Many youth programs have been established with the participation of Denver Public Schools and the Greenway Foundation. The trail system along the river and through the new parks is being upgraded. All across the city of Denver, as well as in Adams and Arapahoe County, trails are being improved to connect with Denver’s South Platte River trail. 

Much of the work was funded by one of the first Legacy Grants from Great Outdoors Colorado in 1996. In cooperation with the commission, and by action of the City Council, a Natural Areas Program was started in the Parks and Recreation Department and a naturalist was hired to get the program going. This program will be key to establishing the river wildlife corridor. A new district in Parks and Recreation was created recently to maintain the river corridor with its many diverse needs and natural areas. 

These major goals were accomplished after the Denver City Council passed an ordinance making the whole river corridor part of the Denver’s parks system. Reflecting the activities of the commission, Denver was awarded the Gold award from American Rivers in 1997. Additionally, Mayor Webb was awarded a National Conservation Achievement Award by the National Wildlife Federation in 1998. However, because the Colorado Legislature passed a resolution of opposition, the river was not designated an American Heritage River by President Clinton. 

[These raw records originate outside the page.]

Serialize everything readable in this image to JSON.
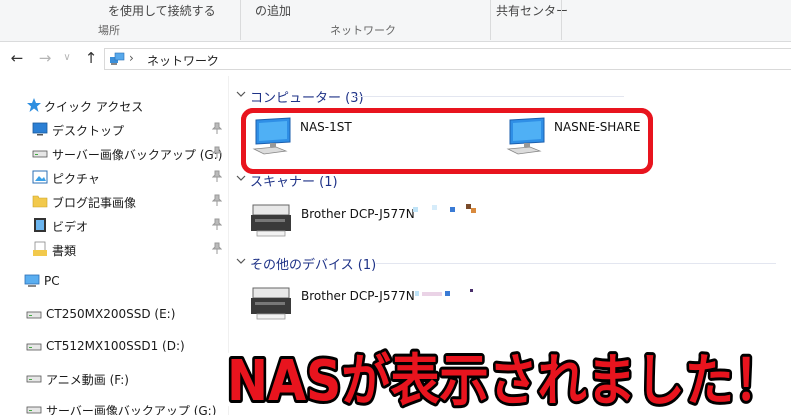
{
  "ribbon": {
    "cmd_connect": "を使用して接続する",
    "cmd_add": "の追加",
    "cmd_share": "共有センター",
    "group_location": "場所",
    "group_network": "ネットワーク"
  },
  "address": {
    "crumb": "ネットワーク"
  },
  "sidebar": {
    "quick_access": "クイック アクセス",
    "items": [
      {
        "label": "デスクトップ",
        "icon": "desktop-icon"
      },
      {
        "label": "サーバー画像バックアップ (G:)",
        "icon": "drive-icon"
      },
      {
        "label": "ピクチャ",
        "icon": "pictures-icon"
      },
      {
        "label": "ブログ記事画像",
        "icon": "folder-icon"
      },
      {
        "label": "ビデオ",
        "icon": "videos-icon"
      },
      {
        "label": "書類",
        "icon": "documents-icon"
      }
    ],
    "pc": "PC",
    "drives": [
      {
        "label": "CT250MX200SSD (E:)"
      },
      {
        "label": "CT512MX100SSD1 (D:)"
      },
      {
        "label": "アニメ動画 (F:)"
      },
      {
        "label": "サーバー画像バックアップ (G:)"
      }
    ]
  },
  "groups": {
    "computers": {
      "title": "コンピューター (3)",
      "items": [
        {
          "label": "NAS-1ST"
        },
        {
          "label": "NASNE-SHARE"
        }
      ]
    },
    "scanners": {
      "title": "スキャナー (1)",
      "items": [
        {
          "label": "Brother DCP-J577N"
        }
      ]
    },
    "other_devices": {
      "title": "その他のデバイス (1)",
      "items": [
        {
          "label": "Brother DCP-J577N"
        }
      ]
    }
  },
  "banner": {
    "text": "NASが表示されました！"
  },
  "colors": {
    "highlight": "#e8141e",
    "banner_fill": "#e8141e",
    "banner_stroke": "#000000",
    "group_header": "#1e3287"
  }
}
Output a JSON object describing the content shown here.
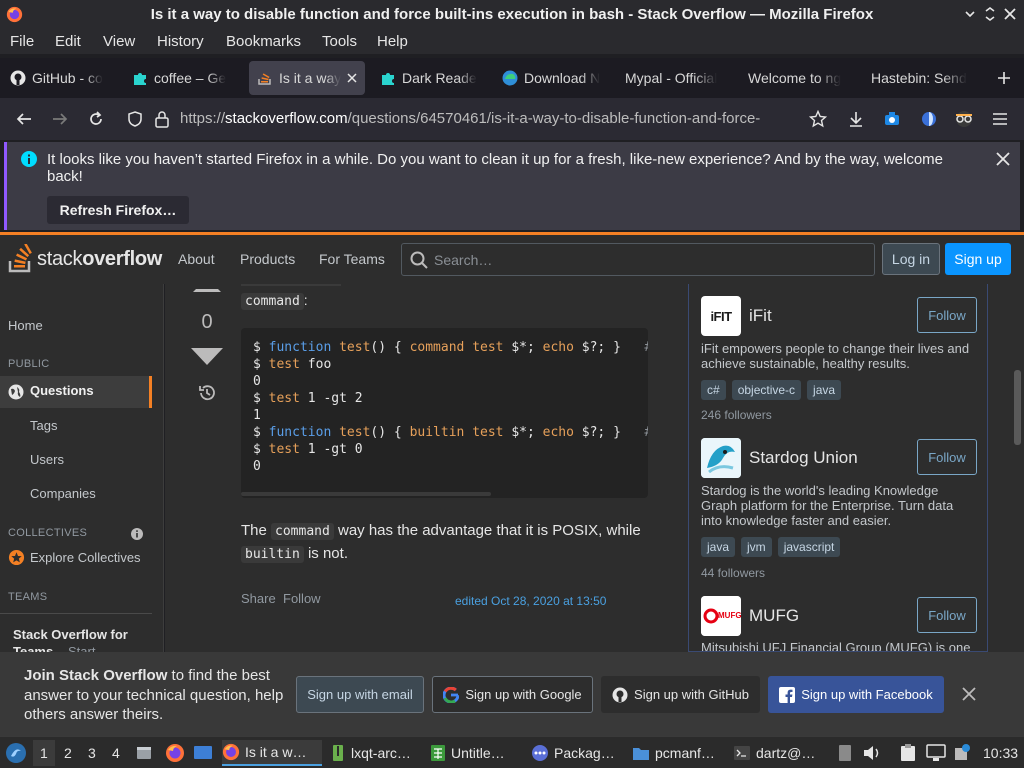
{
  "window": {
    "title": "Is it a way to disable function and force built-ins execution in bash - Stack Overflow — Mozilla Firefox"
  },
  "menubar": {
    "items": [
      "File",
      "Edit",
      "View",
      "History",
      "Bookmarks",
      "Tools",
      "Help"
    ]
  },
  "tabs": [
    {
      "label": "GitHub - co",
      "icon": "github-icon"
    },
    {
      "label": "coffee – Ge",
      "icon": "puzzle-icon"
    },
    {
      "label": "Is it a way",
      "icon": "stackoverflow-icon",
      "active": true
    },
    {
      "label": "Dark Reade",
      "icon": "puzzle-icon"
    },
    {
      "label": "Download N",
      "icon": "edge-icon"
    },
    {
      "label": "Mypal - Official",
      "icon": "none"
    },
    {
      "label": "Welcome to ng",
      "icon": "none"
    },
    {
      "label": "Hastebin: Send",
      "icon": "none"
    }
  ],
  "navbar": {
    "url_prefix": "https://",
    "url_host": "stackoverflow.com",
    "url_path": "/questions/64570461/is-it-a-way-to-disable-function-and-force-"
  },
  "notification": {
    "message": "It looks like you haven’t started Firefox in a while. Do you want to clean it up for a fresh, like-new experience? And by the way, welcome back!",
    "button_label": "Refresh Firefox…"
  },
  "so_header": {
    "logo_text_light": "stack",
    "logo_text_bold": "overflow",
    "nav": [
      "About",
      "Products",
      "For Teams"
    ],
    "search_placeholder": "Search…",
    "login_label": "Log in",
    "signup_label": "Sign up"
  },
  "left_sidebar": {
    "home": "Home",
    "public_heading": "PUBLIC",
    "questions": "Questions",
    "tags": "Tags",
    "users": "Users",
    "companies": "Companies",
    "collectives_heading": "COLLECTIVES",
    "explore_collectives": "Explore Collectives",
    "teams_heading": "TEAMS",
    "teams_promo_line1": "Stack Overflow for",
    "teams_promo_line2": "Teams",
    "teams_promo_start": "Start"
  },
  "answer": {
    "vote_count": "0",
    "intro_code": "command",
    "intro_suffix": ":",
    "code_lines": [
      [
        [
          "$ ",
          ""
        ],
        [
          "function",
          "kw"
        ],
        [
          " ",
          ""
        ],
        [
          "test",
          "fn"
        ],
        [
          "() { ",
          ""
        ],
        [
          "command",
          "fn"
        ],
        [
          " ",
          ""
        ],
        [
          "test",
          "fn"
        ],
        [
          " $*; ",
          ""
        ],
        [
          "echo",
          "fn"
        ],
        [
          " $?; }   ",
          ""
        ],
        [
          "#",
          "cm"
        ]
      ],
      [
        [
          "$ ",
          ""
        ],
        [
          "test",
          "fn"
        ],
        [
          " foo",
          ""
        ]
      ],
      [
        [
          "0",
          ""
        ]
      ],
      [
        [
          "$ ",
          ""
        ],
        [
          "test",
          "fn"
        ],
        [
          " 1 -gt 2",
          ""
        ]
      ],
      [
        [
          "1",
          ""
        ]
      ],
      [
        [
          "$ ",
          ""
        ],
        [
          "function",
          "kw"
        ],
        [
          " ",
          ""
        ],
        [
          "test",
          "fn"
        ],
        [
          "() { ",
          ""
        ],
        [
          "builtin",
          "fn"
        ],
        [
          " ",
          ""
        ],
        [
          "test",
          "fn"
        ],
        [
          " $*; ",
          ""
        ],
        [
          "echo",
          "fn"
        ],
        [
          " $?; }   ",
          ""
        ],
        [
          "#",
          "cm"
        ]
      ],
      [
        [
          "$ ",
          ""
        ],
        [
          "test",
          "fn"
        ],
        [
          " 1 -gt 0",
          ""
        ]
      ],
      [
        [
          "0",
          ""
        ]
      ]
    ],
    "para_the": "The",
    "para_code1": "command",
    "para_mid": "way has the advantage that it is POSIX, while",
    "para_code2": "builtin",
    "para_end": "is not.",
    "share": "Share",
    "follow": "Follow",
    "edited": "edited Oct 28, 2020 at 13:50"
  },
  "collectives": [
    {
      "name": "iFit",
      "follow": "Follow",
      "description": "iFit empowers people to change their lives and achieve sustainable, healthy results.",
      "tags": [
        "c#",
        "objective-c",
        "java"
      ],
      "followers": "246 followers",
      "logo_text": "iFIT"
    },
    {
      "name": "Stardog Union",
      "follow": "Follow",
      "description": "Stardog is the world's leading Knowledge Graph platform for the Enterprise. Turn data into knowledge faster and easier.",
      "tags": [
        "java",
        "jvm",
        "javascript"
      ],
      "followers": "44 followers"
    },
    {
      "name": "MUFG",
      "follow": "Follow",
      "description": "Mitsubishi UFJ Financial Group (MUFG) is one",
      "logo_text": "MUFG"
    }
  ],
  "banner": {
    "bold": "Join Stack Overflow",
    "text": " to find the best answer to your technical question, help others answer theirs.",
    "email_label": "Sign up with email",
    "google_label": "Sign up with Google",
    "github_label": "Sign up with GitHub",
    "facebook_label": "Sign up with Facebook"
  },
  "taskbar": {
    "workspaces": [
      "1",
      "2",
      "3",
      "4"
    ],
    "tasks": [
      {
        "label": "Is it a w…",
        "icon": "firefox-icon",
        "active": true
      },
      {
        "label": "lxqt-arc…",
        "icon": "archive-icon"
      },
      {
        "label": "Untitle…",
        "icon": "spreadsheet-icon"
      },
      {
        "label": "Packag…",
        "icon": "package-icon"
      },
      {
        "label": "pcmanf…",
        "icon": "folder-icon"
      },
      {
        "label": "dartz@…",
        "icon": "terminal-icon"
      }
    ],
    "clock": "10:33"
  },
  "colors": {
    "so_orange": "#f48024",
    "so_blue": "#0a95ff",
    "facebook_blue": "#385499",
    "firefox_purple": "#9059ff"
  }
}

The mayor’s South Platte River Commission has been just extended into 2001 to monitor completion of projects and to create a comprehensive management plan for the river corridor. This crucial management plan will guide city agencies and others in maintaining the sweeping goals of the mayor and his commission for the river. 

Visit the river! It is a place of evolving beauty.

October 1999 Online Newsletter - Peak & Prairie Home Page - Rocky Mountain Chapter Home Page